Next Thursday (18th June) we are pleased to welcome George Kam Wah Mak, Research Assistant Professor at David C. Lam Institute for East-West Studies, Hong Kong Baptist University, who will speak on The Annotation Question of the Chinese Protestant Bible in Late Qing China.
His topic, alongside the fact that I am sorting the papers of the Reverend John Drew Bate (1836-1923), Baptist Missionary and compiler of a Hindi Dictionary, as my ‘pilot’ for getting the archives onto the online catalogue, Archives Hub, caused me to wonder whether we had any material in our collections allied to George Mak’s talk.
Our early 19th century translations of the Bible into Chinese languages are now part of the collection transferred from the RAS to the Brotherton Library, Leeds, in the 1960s. However we still have a small 1916 pamphlet that lists which Scriptures had been translated into Chinese stating different versions and different dialects:

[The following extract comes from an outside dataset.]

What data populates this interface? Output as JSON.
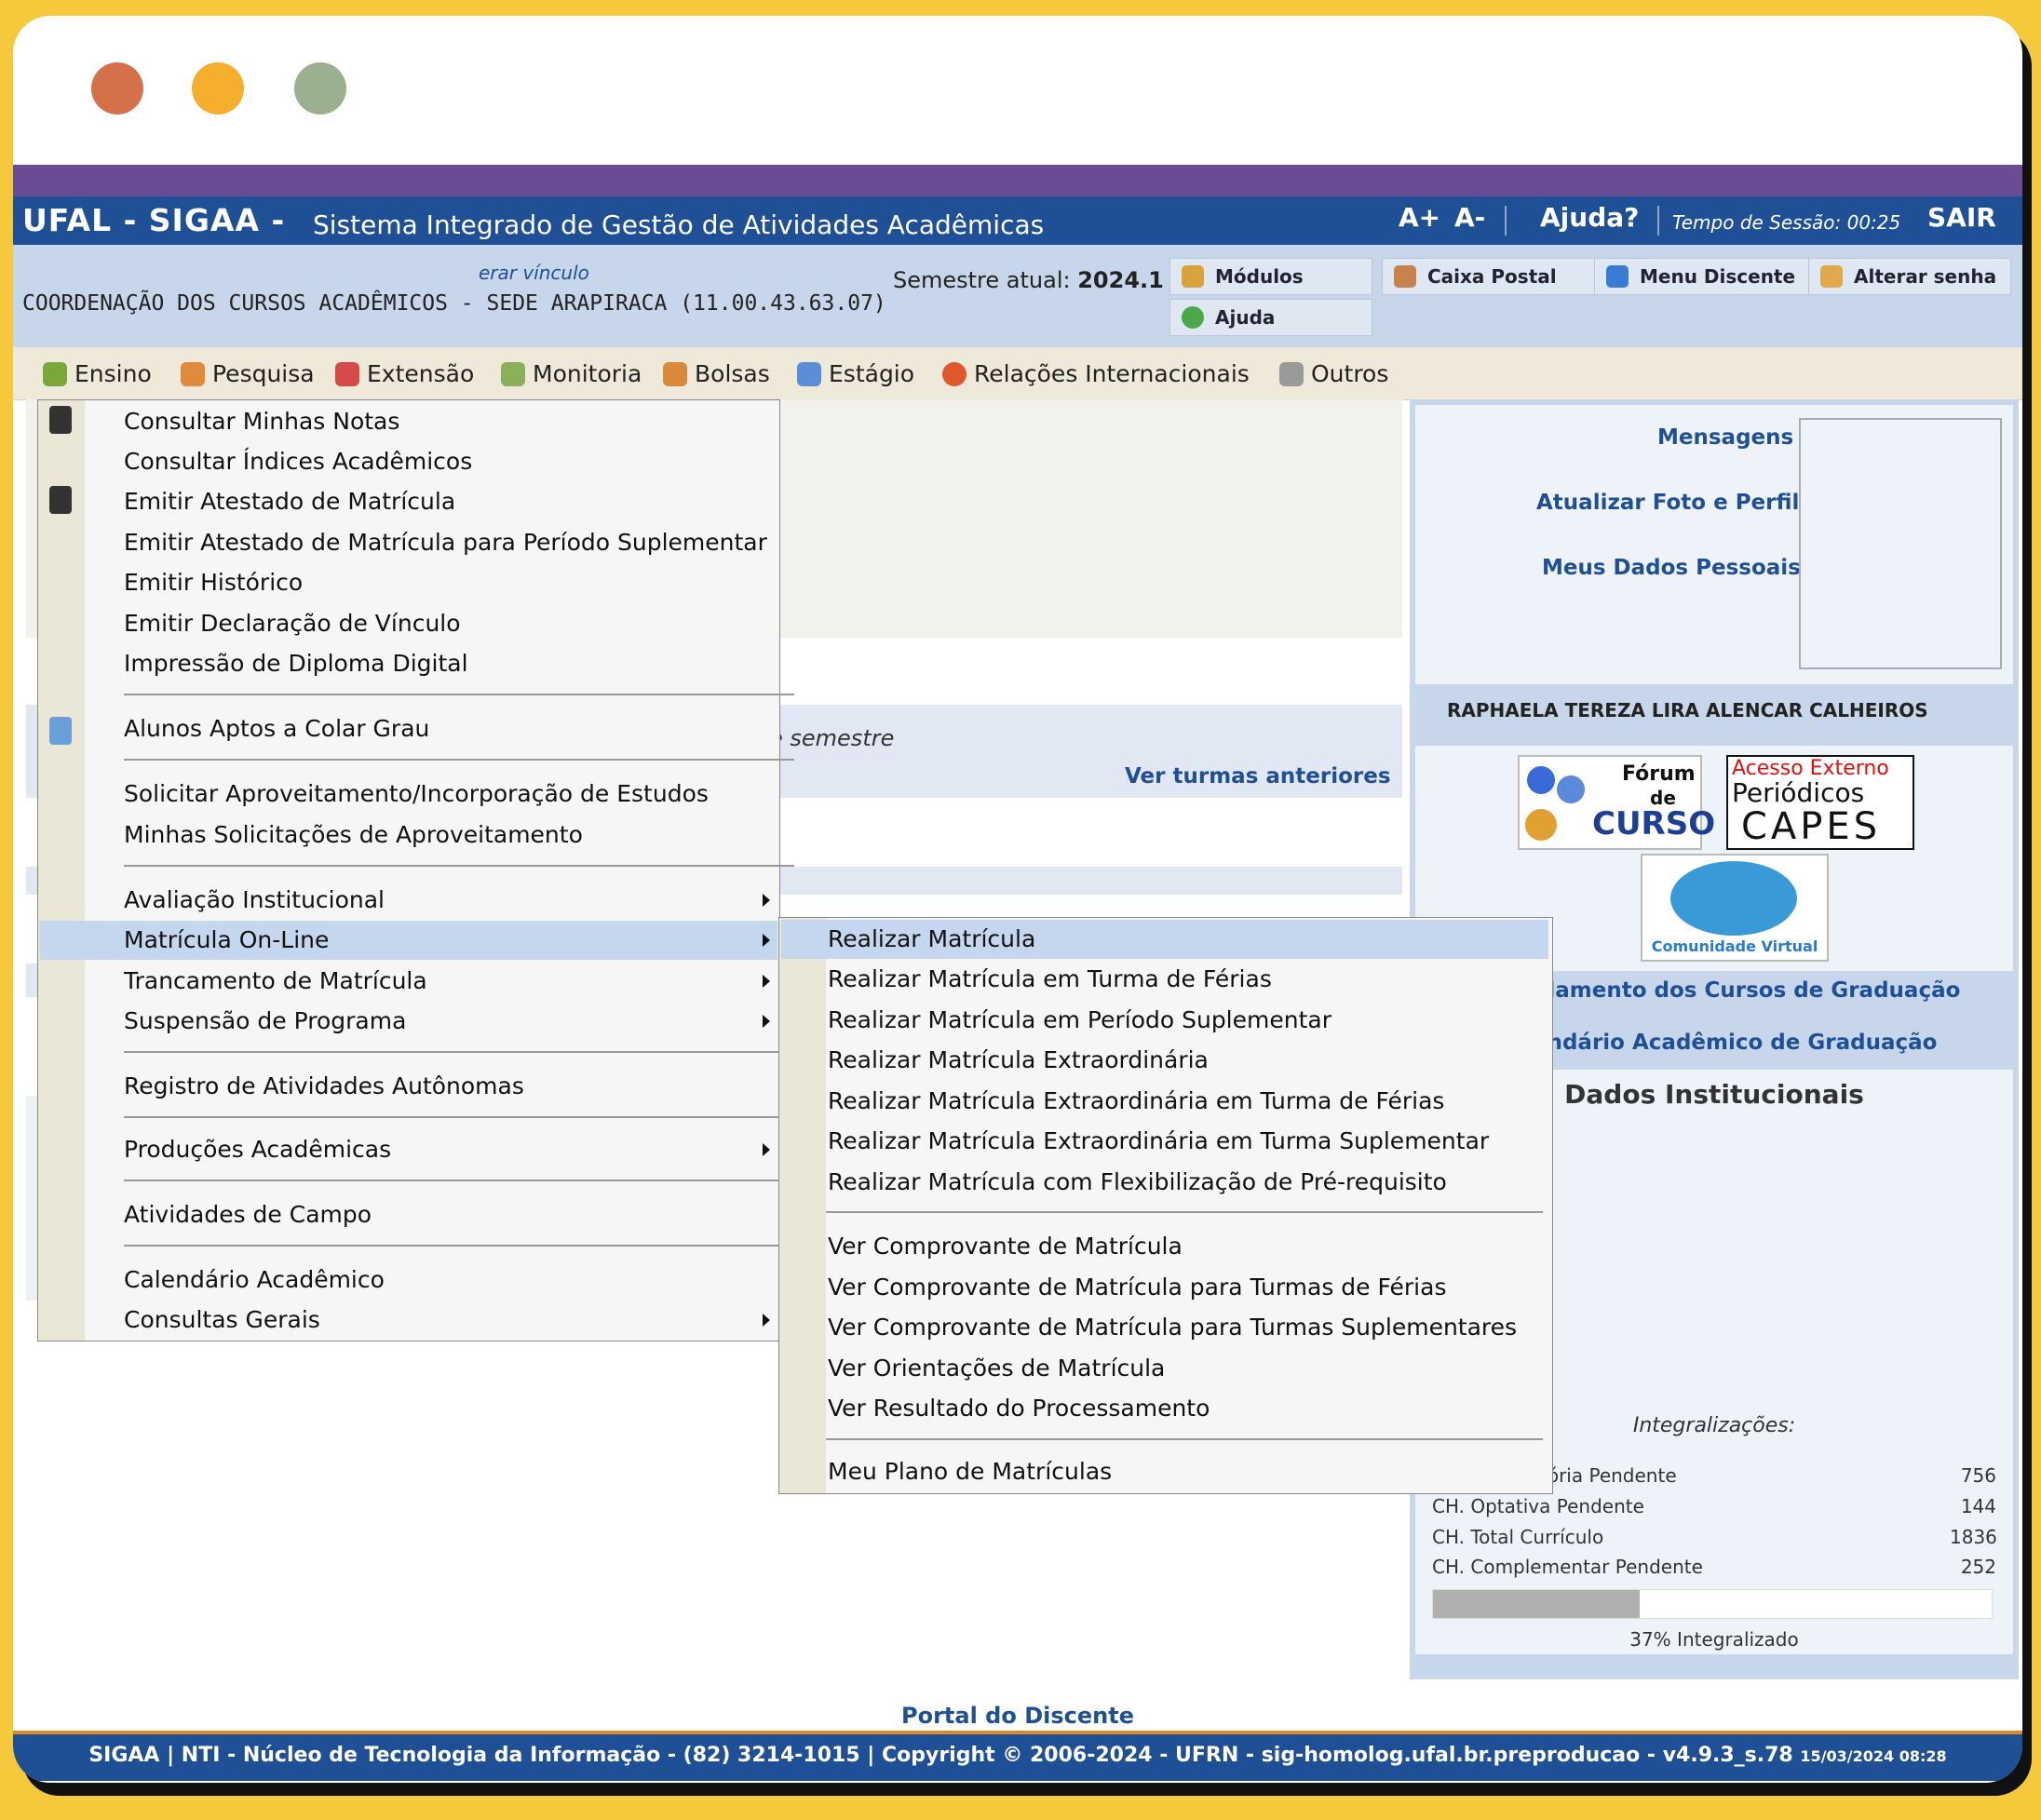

|Reverend John R. Hykes’ Pamphlet produced by American Bible Society|
|The Foreword tells of many involved in the compilation|
A small pamphlet which, at its time of publication, would have revealed the many scholars who had been involved in translation.
Though we no longer have any Chinese Bibles we do hold early editions of Bibles in other languages. We have a 1907 Hindi Bible published by the British and Foeign Bible Society in Allahabad:
|“The Holy Bible in Hindi”|
We also have a much earlier Persian New Testament, “Translated from the Original Greek into Persian, at Sheeraz, by the Rev. Henry Martin, A.B…. with the Assistance of Meerza Sueyid Ulee of Sheeraz”. It has a leather binding and its pages are curious as the text is found on an Asian style of paper but these pages are interleaved with blank sheets of a western form of paper. The back few pages show previous conservation work has been undertaken to preserve the book. This New Testament was printed in Calcutta by the British and Foreign Bible Society in 1816.
|The 1816 New Testament|
|A page of the Manuscript|
|Pages showing evidence of conservation|
Henry Martyn spent only a short time in India. He was born in 1781 at Truro, Cornwall and went to the local school and then to St John’s College, Cambridge. After training for the ministry he arrived in India, in 1806, employed as a Chaplain for the East India Company. He was obviously adept at languages as he translated the whole of the New Testament into Urdu, Persian and Judeo-Persic, the Psalms into Persian and the Book of Common Prayer into Urdu. However, in 1812, whilst at Tokat, Turkey, he caught a fever and died on 6th October, 1812.
But back to China! I am currently cleaning and sorting the early records of the RAS and amongst them I have found some documents relating to China. I have already blogged on Thomas Weeding’s “Grand Chop” and various documents and items related to George Staunton. I have found another manuscript donated by Staunton but which originated with James Brogden, the interestingly titled “Instructions of the Chinese Government to the Merchants trading with the Russians”.
|Chinese rules for trading with Russia|
In the Catalogue of English Manuscripts which contains details of many of the early manuscripts that were donated to the RAS, it suggests that James Brogden received this information from Russia and that is contains 24 regulations for the trade carried out at Kiachta (Kyakhta) on the Russian/China border. Searching on the Internet it seems that Brogden travelled in Russia from 1787-1788, so this document may date from them, or it may be a later copy. It arrived in the RAS in 1823 and was read at the General Meeting on December 20th of that year.
Another interesting document concerning China is “Notes on China and the Chinese”, given by RAS member, “George Smith Esq.” and read at the General Meeting on 7th April, 1847.
|“Notes on China and the Chinese”|
There is a George Smith (1815-1871) who was one of the first two CMS missionaries to go to China, in 1844, and became the first Anglican Bishop of Victoria, Hong Kong in 1849. He published various works concerning China and therefore it would seem appropriate that he had donated the manuscript to the RAS. However it appears that the RAS member, George Smith, would appear to be George Robert Smith (1793-1869), banker and Whig politician, whose father, also a George Smith, had been a MP and Director of the East India Company. How this George Smith came by notes on China and the Chinese, for now, remains something of a mystery…